Leading U.S. chipmaker Nvidia has unveiled a modified version of its gaming chip in response to stringent U.S. export controls targeting China.
Nvidia’s chip, named GeForce RTX 4090 D, showcases advancements in performance, efficiency, and AI-powered graphics, set for availability to Chinese consumers from January onwards, Reuters news report said.
Nvidia’s GeForce RTX 4090 D has been designed to comply with U.S. government export controls. “While developing this product, we extensively engaged with the U.S. government,” the Nvidia spokesperson stated.
NVIDIA’s Gaming revenue was $2.86 billion in third-quarter, up 15 percent from the previous quarter and up 81 percent from a year ago. NVIDIA is aiming for total revenue of $20 billion for the fourth quarter of fiscal 2024.
NVIDIA’s earlier disclosed that its sales to China and other affected destinations, derived from products that are subject to licensing requirements, have consistently contributed approximately 20-25 percent of Data Center revenue over the past few quarters. NVIDIA’s Data Center revenue was $14.54 billion in its latest quarter.
NVIDIA expects that its sales to these destinations will decline significantly in the fourth quarter of fiscal 2024.
This launch marks Nvidia’s debut of a chip specifically tailored for the Chinese market since the start of export rules by the Joe Biden Administration. Notably, prior modifications created by Nvidia — the A800 and H800 AI chips — to align with previous export regulations for the Chinese market were prohibited from sale, alongside the top-tier gaming chip, the RTX 4090.
In early November, industry newsletter SemiAnalysis speculated on Nvidia’s potential release of three new AI chips aimed at China, following the October export rule alterations. However, recent news reports from Reuters indicated a delay in the launch of one of these chips until the first quarter of the upcoming year. The remaining two chips are yet to be featured on Nvidia’s China website.
Nvidia has historically dominated over 90 percent of China’s $7 billion AI chip market. Analysts foresee these U.S. restrictions as a catalyst for domestic companies like Huawei Technologies to capitalize on burgeoning opportunities within the sector.

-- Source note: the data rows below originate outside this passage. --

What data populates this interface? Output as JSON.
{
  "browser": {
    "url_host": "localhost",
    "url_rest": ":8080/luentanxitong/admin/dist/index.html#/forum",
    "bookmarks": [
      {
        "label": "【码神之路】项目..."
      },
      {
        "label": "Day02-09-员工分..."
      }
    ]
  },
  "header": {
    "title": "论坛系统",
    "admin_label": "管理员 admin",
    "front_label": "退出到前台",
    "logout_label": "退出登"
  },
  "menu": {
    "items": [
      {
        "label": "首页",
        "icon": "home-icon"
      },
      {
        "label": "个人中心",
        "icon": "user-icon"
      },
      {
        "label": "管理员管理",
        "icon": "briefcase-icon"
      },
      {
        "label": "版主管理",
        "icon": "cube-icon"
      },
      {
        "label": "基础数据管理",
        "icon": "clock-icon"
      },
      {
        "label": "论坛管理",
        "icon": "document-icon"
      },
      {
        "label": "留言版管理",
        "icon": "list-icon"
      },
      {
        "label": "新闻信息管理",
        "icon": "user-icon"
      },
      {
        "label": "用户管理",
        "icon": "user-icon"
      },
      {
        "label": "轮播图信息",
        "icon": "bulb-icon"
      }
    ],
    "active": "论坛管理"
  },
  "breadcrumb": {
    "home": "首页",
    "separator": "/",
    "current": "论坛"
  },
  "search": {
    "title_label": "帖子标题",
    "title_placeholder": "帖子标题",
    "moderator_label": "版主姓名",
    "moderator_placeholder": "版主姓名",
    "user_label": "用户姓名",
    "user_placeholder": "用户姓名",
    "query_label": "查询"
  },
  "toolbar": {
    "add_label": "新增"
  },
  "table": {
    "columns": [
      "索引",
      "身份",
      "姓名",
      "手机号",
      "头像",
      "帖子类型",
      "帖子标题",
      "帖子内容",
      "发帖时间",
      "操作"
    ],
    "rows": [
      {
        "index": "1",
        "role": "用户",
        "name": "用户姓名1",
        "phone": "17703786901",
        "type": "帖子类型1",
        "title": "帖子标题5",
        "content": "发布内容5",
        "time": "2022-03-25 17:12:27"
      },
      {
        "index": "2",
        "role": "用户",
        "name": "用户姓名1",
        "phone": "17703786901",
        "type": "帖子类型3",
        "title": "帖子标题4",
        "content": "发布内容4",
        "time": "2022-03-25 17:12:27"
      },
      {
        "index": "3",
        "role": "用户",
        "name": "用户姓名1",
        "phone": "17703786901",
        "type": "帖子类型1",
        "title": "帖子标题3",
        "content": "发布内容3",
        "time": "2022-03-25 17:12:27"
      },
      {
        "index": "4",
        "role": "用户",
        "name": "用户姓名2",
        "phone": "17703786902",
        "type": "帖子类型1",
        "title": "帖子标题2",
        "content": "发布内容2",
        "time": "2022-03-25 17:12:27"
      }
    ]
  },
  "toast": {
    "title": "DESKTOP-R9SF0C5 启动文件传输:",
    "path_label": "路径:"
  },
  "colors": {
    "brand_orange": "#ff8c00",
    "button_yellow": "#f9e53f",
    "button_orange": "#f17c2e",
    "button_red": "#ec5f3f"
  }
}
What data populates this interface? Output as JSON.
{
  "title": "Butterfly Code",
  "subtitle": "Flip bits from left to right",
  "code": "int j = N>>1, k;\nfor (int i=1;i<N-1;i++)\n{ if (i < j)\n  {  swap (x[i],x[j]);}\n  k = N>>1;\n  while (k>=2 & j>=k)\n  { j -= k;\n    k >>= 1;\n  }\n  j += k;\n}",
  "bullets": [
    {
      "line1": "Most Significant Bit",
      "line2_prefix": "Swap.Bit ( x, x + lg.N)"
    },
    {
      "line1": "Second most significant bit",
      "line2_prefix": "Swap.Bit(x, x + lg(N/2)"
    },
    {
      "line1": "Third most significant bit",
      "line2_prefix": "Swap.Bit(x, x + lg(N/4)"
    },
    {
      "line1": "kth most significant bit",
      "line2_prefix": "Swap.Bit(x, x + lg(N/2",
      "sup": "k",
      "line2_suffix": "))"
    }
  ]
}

Commenting on the limitations, U.S. Commerce Secretary Raimondo clarified in a December 11 interview with Reuters that Nvidia retains the ability to sell AI chips to China, albeit excluding those with the highest processing capabilities.
In comparison to the banned RTX 4090, the China-targeted RTX 4090 D gaming chipset exhibits a marginal decrease in performance, reportedly 5 percent slower in gaming and creating, according to the Nvidia spokesperson.
Set at a price of 12,999 yuan ($1,842), the China-oriented RTX 4090 D stands at a premium of 350 yuan ($50) compared to the second most advanced chip in the series available to Chinese consumers, Nvidia revealed.